ORLANDO, Fla. — U.S. lawmakers are expected to negotiate through the weekend with the White House on aspects of a new $1 trillion economic relief package that could include an extension to federal unemployment benefits.

What You Need To Know

Any deal is poised to come after the expiration of $600 weekly unemployment benefits provided to Americans as part of the original multi-trillion dollar CARES Act.

Senate Majority Leader Mitch McConnell said Thursday that his committee chairs would present preliminary details of an agreement on Monday.

Senate Republicans are at odds over unemployment benefits, with some standing firm on not wanting to extend the $600 benefits, while others are considering a 70 percent wage replacement compensation program.

“I think we are very clear on we’re not going to pay people more to stay home than to work,” U.S. Treasury Secretary Steve Mnuchin told reporters Thursday at the White House. “So, we’re looking at something that looks like a 70 percent of the wages a person was previously earning.”

More than 3 million Floridians have applied for unemployment benefits since March 15, with many struggling to make ends meet.

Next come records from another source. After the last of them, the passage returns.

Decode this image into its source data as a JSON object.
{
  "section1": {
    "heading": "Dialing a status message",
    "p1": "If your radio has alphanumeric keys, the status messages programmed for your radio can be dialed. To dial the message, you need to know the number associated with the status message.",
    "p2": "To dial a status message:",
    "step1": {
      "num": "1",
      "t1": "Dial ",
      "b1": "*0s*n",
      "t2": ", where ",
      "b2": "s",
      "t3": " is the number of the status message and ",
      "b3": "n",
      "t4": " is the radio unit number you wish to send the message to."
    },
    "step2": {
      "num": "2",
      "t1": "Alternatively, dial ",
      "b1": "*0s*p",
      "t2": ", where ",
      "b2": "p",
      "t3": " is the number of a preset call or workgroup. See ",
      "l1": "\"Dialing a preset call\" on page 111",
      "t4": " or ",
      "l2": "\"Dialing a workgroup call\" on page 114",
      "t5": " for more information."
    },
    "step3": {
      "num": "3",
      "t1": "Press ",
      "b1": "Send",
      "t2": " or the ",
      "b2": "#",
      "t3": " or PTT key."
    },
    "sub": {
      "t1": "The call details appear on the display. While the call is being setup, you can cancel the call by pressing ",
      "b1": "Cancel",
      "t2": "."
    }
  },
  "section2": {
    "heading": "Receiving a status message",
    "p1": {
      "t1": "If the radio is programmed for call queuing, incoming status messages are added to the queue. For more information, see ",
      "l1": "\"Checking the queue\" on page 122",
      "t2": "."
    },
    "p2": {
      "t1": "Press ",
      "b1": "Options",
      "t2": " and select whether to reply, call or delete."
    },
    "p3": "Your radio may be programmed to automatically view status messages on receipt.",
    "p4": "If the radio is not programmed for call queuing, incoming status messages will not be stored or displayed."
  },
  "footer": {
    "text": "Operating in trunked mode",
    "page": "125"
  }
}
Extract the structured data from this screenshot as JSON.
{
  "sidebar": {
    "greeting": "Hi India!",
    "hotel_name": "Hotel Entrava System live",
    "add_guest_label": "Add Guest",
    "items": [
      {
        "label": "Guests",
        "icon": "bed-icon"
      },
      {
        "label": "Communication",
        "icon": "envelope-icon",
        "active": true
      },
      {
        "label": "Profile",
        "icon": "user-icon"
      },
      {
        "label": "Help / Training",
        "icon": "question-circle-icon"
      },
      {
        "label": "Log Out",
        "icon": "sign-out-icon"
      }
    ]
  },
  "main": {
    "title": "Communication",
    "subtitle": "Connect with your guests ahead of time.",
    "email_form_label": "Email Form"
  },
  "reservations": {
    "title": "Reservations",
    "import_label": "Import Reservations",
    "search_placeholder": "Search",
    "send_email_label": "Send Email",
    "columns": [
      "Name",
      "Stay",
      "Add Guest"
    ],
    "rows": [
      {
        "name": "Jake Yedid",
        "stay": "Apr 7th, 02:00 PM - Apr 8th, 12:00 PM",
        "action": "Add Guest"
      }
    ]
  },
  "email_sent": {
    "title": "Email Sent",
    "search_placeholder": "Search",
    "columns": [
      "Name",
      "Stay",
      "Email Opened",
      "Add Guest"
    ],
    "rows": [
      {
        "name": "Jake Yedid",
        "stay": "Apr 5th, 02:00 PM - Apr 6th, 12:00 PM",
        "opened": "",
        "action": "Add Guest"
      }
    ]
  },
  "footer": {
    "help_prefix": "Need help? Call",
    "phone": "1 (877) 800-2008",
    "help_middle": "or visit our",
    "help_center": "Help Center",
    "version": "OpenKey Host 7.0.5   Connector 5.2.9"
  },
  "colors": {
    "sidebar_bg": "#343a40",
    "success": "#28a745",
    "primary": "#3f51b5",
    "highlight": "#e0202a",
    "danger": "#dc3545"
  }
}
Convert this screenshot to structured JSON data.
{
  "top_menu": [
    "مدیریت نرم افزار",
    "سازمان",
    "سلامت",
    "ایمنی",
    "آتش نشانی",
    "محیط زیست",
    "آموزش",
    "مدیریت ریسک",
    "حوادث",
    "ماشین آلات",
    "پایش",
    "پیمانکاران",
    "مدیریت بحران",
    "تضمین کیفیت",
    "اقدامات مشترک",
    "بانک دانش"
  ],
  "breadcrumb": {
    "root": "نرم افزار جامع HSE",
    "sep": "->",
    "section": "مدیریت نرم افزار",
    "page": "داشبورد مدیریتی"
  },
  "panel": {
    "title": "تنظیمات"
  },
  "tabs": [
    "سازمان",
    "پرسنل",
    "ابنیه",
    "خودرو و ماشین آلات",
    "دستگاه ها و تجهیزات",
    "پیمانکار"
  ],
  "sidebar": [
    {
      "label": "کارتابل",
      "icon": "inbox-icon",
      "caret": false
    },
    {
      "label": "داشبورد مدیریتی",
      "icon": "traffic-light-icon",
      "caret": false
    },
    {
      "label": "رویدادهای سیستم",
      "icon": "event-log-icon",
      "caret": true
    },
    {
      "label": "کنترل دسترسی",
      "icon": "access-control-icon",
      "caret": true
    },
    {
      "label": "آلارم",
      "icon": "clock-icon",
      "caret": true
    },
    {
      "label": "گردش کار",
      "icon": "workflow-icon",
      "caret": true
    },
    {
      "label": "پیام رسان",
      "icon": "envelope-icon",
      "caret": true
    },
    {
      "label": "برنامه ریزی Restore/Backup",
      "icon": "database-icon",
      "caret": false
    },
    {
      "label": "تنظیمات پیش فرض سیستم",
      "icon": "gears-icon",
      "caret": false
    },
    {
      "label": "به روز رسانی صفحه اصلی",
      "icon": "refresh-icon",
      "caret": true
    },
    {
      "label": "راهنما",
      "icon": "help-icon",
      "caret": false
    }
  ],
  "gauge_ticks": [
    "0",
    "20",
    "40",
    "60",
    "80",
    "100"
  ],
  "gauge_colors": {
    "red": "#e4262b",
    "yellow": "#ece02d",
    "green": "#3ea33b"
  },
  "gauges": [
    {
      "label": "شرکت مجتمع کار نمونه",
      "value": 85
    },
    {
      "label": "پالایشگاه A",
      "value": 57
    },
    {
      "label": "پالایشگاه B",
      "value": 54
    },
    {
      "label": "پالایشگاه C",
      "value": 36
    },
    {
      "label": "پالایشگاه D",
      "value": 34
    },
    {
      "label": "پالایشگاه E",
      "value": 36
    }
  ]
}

Receiving unemployment benefits from Florida Department of Economic Opportunity remained inconsistent.

Orange and Osceola counties have been hit especially hard economically, because of the local economy anchored by low wage tourism jobs.

Jeremy Haicken, president of Unite Here Local 737, said of just the 19,000 Walt Disney World workers his union represents, only 7,000 have returned to work.

Adding pressure to an already-overwhelmed system next week, tens of thousands of remaining furloughed Disney cast members will be forced to apply for renewed federal benefits after exhausting the allowance of 12 weeks of state benefits.

Floridians collectively will lose the added $600 weekly unemployment benefit starting Saturday, July 25. After that they will qualify for only up to $275 per week, while some will qualify for only half that.

At $275, the weekly unemployment payout amount totals less than Florida’s minimum wage.

“When the parks closed, we were all directly impacted due to it,” said Daniel Varnis.

Varnis lives with three roommates to help make ends meet; all four work for the area theme parks.

“We love our jobs, we love our company, and we want to go back to work,” Varnis said.

Like most, Varnis and his roommates have relied upon the added $600 unemployment benefits to keep current on rent and bills. Losing the added benefit, Varnis fears, will further strain their financial situation.

“We’re not going to be able to make rent, we’re not going to be able to pay for food, some of us did apply for food assistance through the state, but then those got cut off when we got approved for unemployment because we overcame the income threshhold,” Varnis said.

The impacts of the coronavirus have been sweeping, and continue to lead to further furloughs and layoffs. Rosen Resorts is among those that have announced plans to keep open only one of their eight resorts, while laying off a “significant” number of the workers by month’s end.

Adding pressure to many families is the uncertainty over whether Governor Ron DeSantis will again extend the state’s eviction moratorium or waivers on waiting weeks and work search to receive unemployment benefits.

“I just hope, honestly they don’t take my cars and that I fall behind,” said Bruce Rosen.

Rosen was initially furloughed in late March from his audio-visual job before recently being laid off. Knowing he and his wife are likely to lose the $600 weekly unemployment benefit, Rosen said he is concerned about his family being able to keep up.

“That $600 pays the bills,” Rosen said. “Without that $600 we’re going to be in trouble.”

As Senate negotiations continue, it is not likely Sen. Rick Scott (R-Florida) will be among those favoring extending $600 weekly benefits specifically.

In an op-ed published in April, Scott said he believed the benefit was incentivizing people to remain at home by earning more on unemployment than they do at work.

“Don’t incentivize workers to stay on government-run, taxpayer-funded programs when this crisis has ended and we need them to go back to work,” Scott wrote. “That’s not complicated.”

This week, Scott’s office told Spectrum News in a statement:

"Senator Scott will look at every option to help those that have lost their jobs during this unimaginable crisis. He also wants to make sure small businesses are supported and Congress does not create a disincentive to work by paying people more to not work than they would receive if they were back on the job.”

The office of Sen. Marco Rubio (R-Florida) told Spectrum News:

“The federal government’s efforts to get unemployment benefits to those who need them will remain even after the additional $600 benefit expires. As Congress negotiates the next relief package, we need to make sure that we are not unintentionally making it more difficult to safely re-open our economy, especially in areas of the country that are making real economic progress. We also recognize that many people still need assistance. That’s the balance that Congress will need to negotiate.”

“I know I’m not the only one, everybody needs it, and it needs to go through,” Rosen said, saying that families like his are relying upon Congress extending the benefits.

Several months ago, the U.S. House of Representatives passed the Heroes Act, which, if it were approved by the Senate, would extend $600 weekly unemployment benefits until January 2021.